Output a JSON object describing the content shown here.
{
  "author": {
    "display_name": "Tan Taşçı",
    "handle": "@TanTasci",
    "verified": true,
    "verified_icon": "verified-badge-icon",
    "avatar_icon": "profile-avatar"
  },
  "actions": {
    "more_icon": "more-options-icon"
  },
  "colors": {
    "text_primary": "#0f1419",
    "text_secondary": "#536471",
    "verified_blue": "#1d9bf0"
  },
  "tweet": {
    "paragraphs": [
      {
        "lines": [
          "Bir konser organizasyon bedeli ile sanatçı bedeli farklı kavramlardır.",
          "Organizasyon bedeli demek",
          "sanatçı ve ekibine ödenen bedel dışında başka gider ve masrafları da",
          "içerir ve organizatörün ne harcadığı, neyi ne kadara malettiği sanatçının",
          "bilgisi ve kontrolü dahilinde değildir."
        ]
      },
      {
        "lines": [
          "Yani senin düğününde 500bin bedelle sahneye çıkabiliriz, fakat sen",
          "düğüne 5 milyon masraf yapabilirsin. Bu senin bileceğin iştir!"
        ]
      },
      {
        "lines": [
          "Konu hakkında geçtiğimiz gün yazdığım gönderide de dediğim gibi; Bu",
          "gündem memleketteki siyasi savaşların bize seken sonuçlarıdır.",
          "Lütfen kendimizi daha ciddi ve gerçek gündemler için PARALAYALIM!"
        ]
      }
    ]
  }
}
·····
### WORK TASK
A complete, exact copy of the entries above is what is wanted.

### TASK SOLUTION
Output a JSON object describing the content shown here.
{
  "author": {
    "display_name": "Tan Taşçı",
    "handle": "@TanTasci",
    "verified": true,
    "verified_icon": "verified-badge-icon",
    "avatar_icon": "profile-avatar"
  },
  "actions": {
    "more_icon": "more-options-icon"
  },
  "colors": {
    "text_primary": "#0f1419",
    "text_secondary": "#536471",
    "verified_blue": "#1d9bf0"
  },
  "tweet": {
    "paragraphs": [
      {
        "lines": [
          "Bir konser organizasyon bedeli ile sanatçı bedeli farklı kavramlardır.",
          "Organizasyon bedeli demek",
          "sanatçı ve ekibine ödenen bedel dışında başka gider ve masrafları da",
          "içerir ve organizatörün ne harcadığı, neyi ne kadara malettiği sanatçının",
          "bilgisi ve kontrolü dahilinde değildir."
        ]
      },
      {
        "lines": [
          "Yani senin düğününde 500bin bedelle sahneye çıkabiliriz, fakat sen",
          "düğüne 5 milyon masraf yapabilirsin. Bu senin bileceğin iştir!"
        ]
      },
      {
        "lines": [
          "Konu hakkında geçtiğimiz gün yazdığım gönderide de dediğim gibi; Bu",
          "gündem memleketteki siyasi savaşların bize seken sonuçlarıdır.",
          "Lütfen kendimizi daha ciddi ve gerçek gündemler için PARALAYALIM!"
        ]
      }
    ]
  }
}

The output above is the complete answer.